Followed by ""The Boarding House""

"Two Gallants" is a short story by James Joyce published in his 1914 collection Dubliners.

The story[edit]

In the evening, a young man named Corley is walking with his friend Lenehan and telling him about a woman he has seduced. His attitude towards her is clearly scornful, and he is happy to relate that she pays his tram fare and has brought him cigars stolen from the house where she is a maid. Corley considers the arrangement superior to when he used to take women out and spend money on them. A rendezvous has been arranged with the woman. As Corley meets her, Lenehan appraises her at a distance, yielding an unflattering description of her physical attributes. Over a supper of peas, Lenehan thinks enviously of Corley and contemplates his own lack of achievement at the age of thirty-one. He dreams of settling down with a "simple-minded" woman. After eating, Lenehan wanders around a bit more before meeting up with Corley at a previously arranged time. Corley presents him with a gold coin that he has just swindled from the woman, or that the woman stole from her employer on his behalf. Unbeknownst to the reader until now, the pair have been planning to do this all along.

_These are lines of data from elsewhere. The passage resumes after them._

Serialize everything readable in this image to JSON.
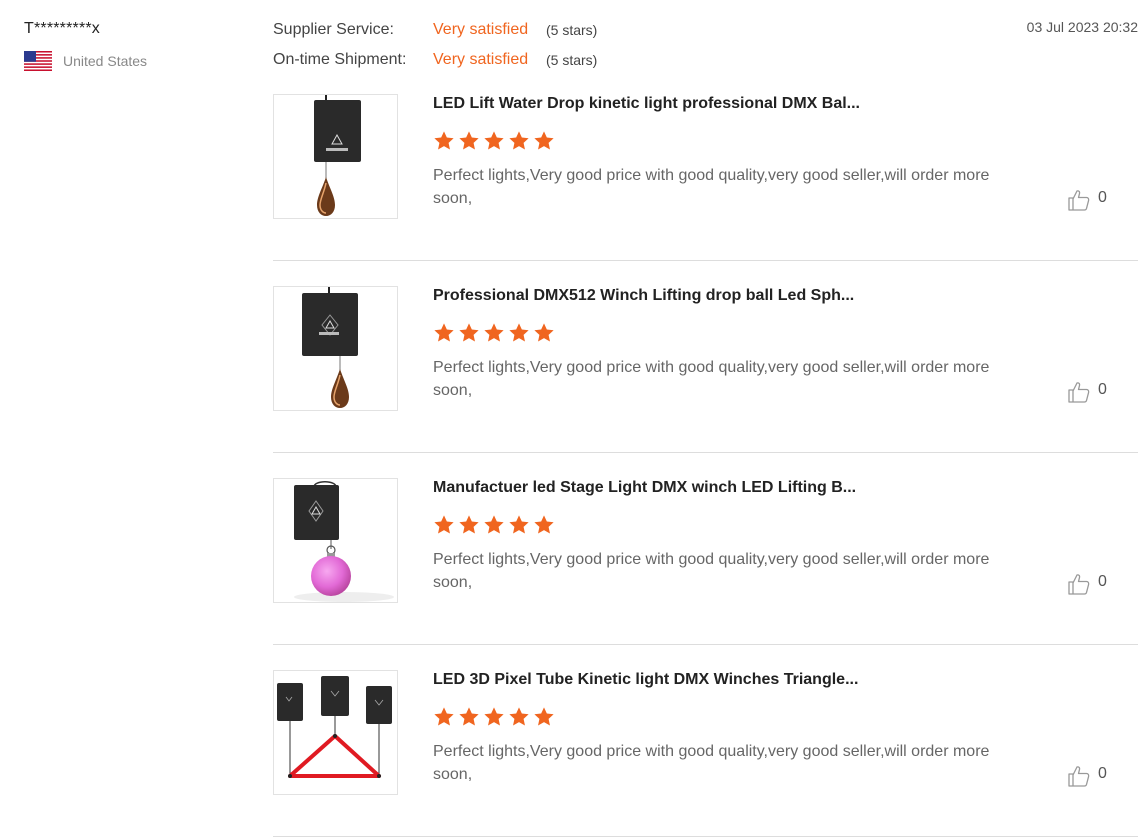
{
  "reviewer": {
    "name": "T*********x",
    "country": "United States"
  },
  "ratings": {
    "supplier_service": {
      "label": "Supplier Service:",
      "value": "Very satisfied",
      "stars": "(5 stars)"
    },
    "on_time_shipment": {
      "label": "On-time Shipment:",
      "value": "Very satisfied",
      "stars": "(5 stars)"
    }
  },
  "review_date": "03 Jul 2023 20:32",
  "colors": {
    "accent": "#f0651f",
    "star": "#f0651f",
    "divider": "#dddddd"
  },
  "products": [
    {
      "title": "LED Lift Water Drop kinetic light professional DMX Bal...",
      "rating": 5,
      "comment": "Perfect lights,Very good price with good quality,very good seller,will order more soon,",
      "likes": "0",
      "image_icon": "kinetic-water-drop-light-image"
    },
    {
      "title": "Professional DMX512 Winch Lifting drop ball Led Sph...",
      "rating": 5,
      "comment": "Perfect lights,Very good price with good quality,very good seller,will order more soon,",
      "likes": "0",
      "image_icon": "dmx-winch-drop-light-image"
    },
    {
      "title": "Manufactuer led Stage Light DMX winch LED Lifting B...",
      "rating": 5,
      "comment": "Perfect lights,Very good price with good quality,very good seller,will order more soon,",
      "likes": "0",
      "image_icon": "dmx-winch-pink-ball-image"
    },
    {
      "title": "LED 3D Pixel Tube Kinetic light DMX Winches Triangle...",
      "rating": 5,
      "comment": "Perfect lights,Very good price with good quality,very good seller,will order more soon,",
      "likes": "0",
      "image_icon": "triangle-pixel-tube-winches-image"
    }
  ]
}
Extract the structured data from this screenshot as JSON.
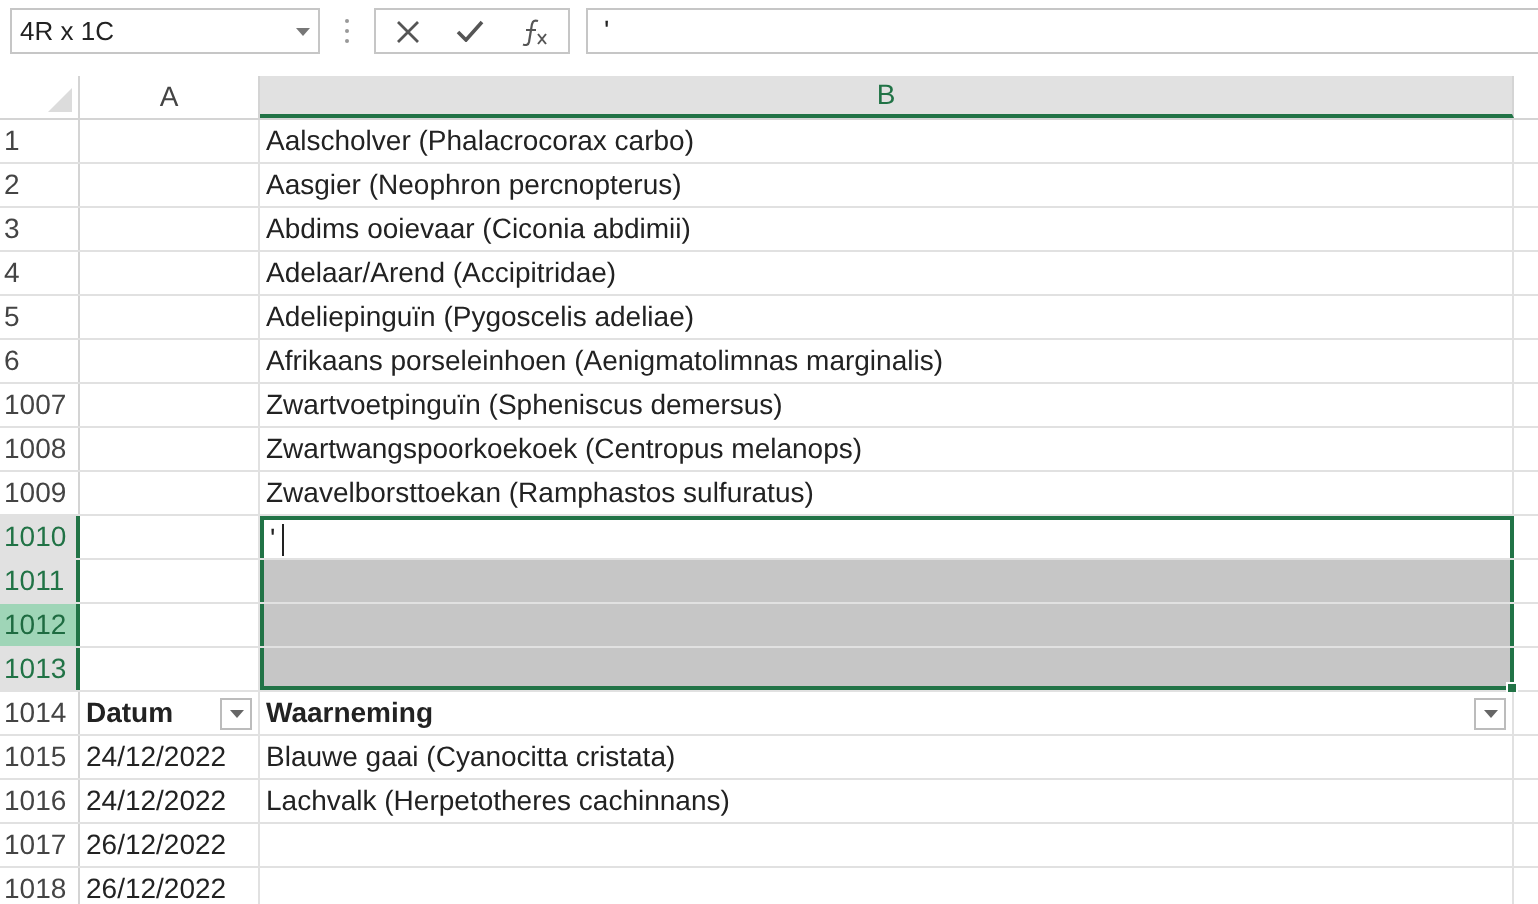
{
  "name_box": {
    "value": "4R x 1C"
  },
  "formula_bar": {
    "value": "'"
  },
  "columns": [
    {
      "label": "A",
      "selected": false
    },
    {
      "label": "B",
      "selected": true
    }
  ],
  "rows": [
    {
      "header": "1",
      "kind": "data",
      "selected": false,
      "active": false,
      "cells": [
        "",
        "Aalscholver (Phalacrocorax carbo)"
      ]
    },
    {
      "header": "2",
      "kind": "data",
      "selected": false,
      "active": false,
      "cells": [
        "",
        "Aasgier (Neophron percnopterus)"
      ]
    },
    {
      "header": "3",
      "kind": "data",
      "selected": false,
      "active": false,
      "cells": [
        "",
        "Abdims ooievaar (Ciconia abdimii)"
      ]
    },
    {
      "header": "4",
      "kind": "data",
      "selected": false,
      "active": false,
      "cells": [
        "",
        "Adelaar/Arend (Accipitridae)"
      ]
    },
    {
      "header": "5",
      "kind": "data",
      "selected": false,
      "active": false,
      "cells": [
        "",
        "Adeliepinguïn (Pygoscelis adeliae)"
      ]
    },
    {
      "header": "6",
      "kind": "data",
      "selected": false,
      "active": false,
      "cells": [
        "",
        "Afrikaans porseleinhoen (Aenigmatolimnas marginalis)"
      ]
    },
    {
      "header": "1007",
      "kind": "data",
      "selected": false,
      "active": false,
      "cells": [
        "",
        "Zwartvoetpinguïn (Spheniscus demersus)"
      ]
    },
    {
      "header": "1008",
      "kind": "data",
      "selected": false,
      "active": false,
      "cells": [
        "",
        "Zwartwangspoorkoekoek (Centropus melanops)"
      ]
    },
    {
      "header": "1009",
      "kind": "data",
      "selected": false,
      "active": false,
      "cells": [
        "",
        "Zwavelborsttoekan (Ramphastos sulfuratus)"
      ]
    },
    {
      "header": "1010",
      "kind": "editing",
      "selected": true,
      "active": false,
      "cells": [
        "",
        "'"
      ]
    },
    {
      "header": "1011",
      "kind": "shaded",
      "selected": true,
      "active": false,
      "cells": [
        "",
        ""
      ]
    },
    {
      "header": "1012",
      "kind": "shaded",
      "selected": true,
      "active": true,
      "cells": [
        "",
        ""
      ]
    },
    {
      "header": "1013",
      "kind": "shaded",
      "selected": true,
      "active": false,
      "cells": [
        "",
        ""
      ]
    },
    {
      "header": "1014",
      "kind": "table_header",
      "selected": false,
      "active": false,
      "cells": [
        "Datum",
        "Waarneming"
      ]
    },
    {
      "header": "1015",
      "kind": "data",
      "selected": false,
      "active": false,
      "cells": [
        "24/12/2022",
        "Blauwe gaai (Cyanocitta cristata)"
      ]
    },
    {
      "header": "1016",
      "kind": "data",
      "selected": false,
      "active": false,
      "cells": [
        "24/12/2022",
        "Lachvalk (Herpetotheres cachinnans)"
      ]
    },
    {
      "header": "1017",
      "kind": "data",
      "selected": false,
      "active": false,
      "cells": [
        "26/12/2022",
        ""
      ]
    },
    {
      "header": "1018",
      "kind": "data",
      "selected": false,
      "active": false,
      "cells": [
        "26/12/2022",
        ""
      ]
    }
  ]
}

References[edit]

  • Joyce, James. Dubliners (London: Grant Richards, 1914)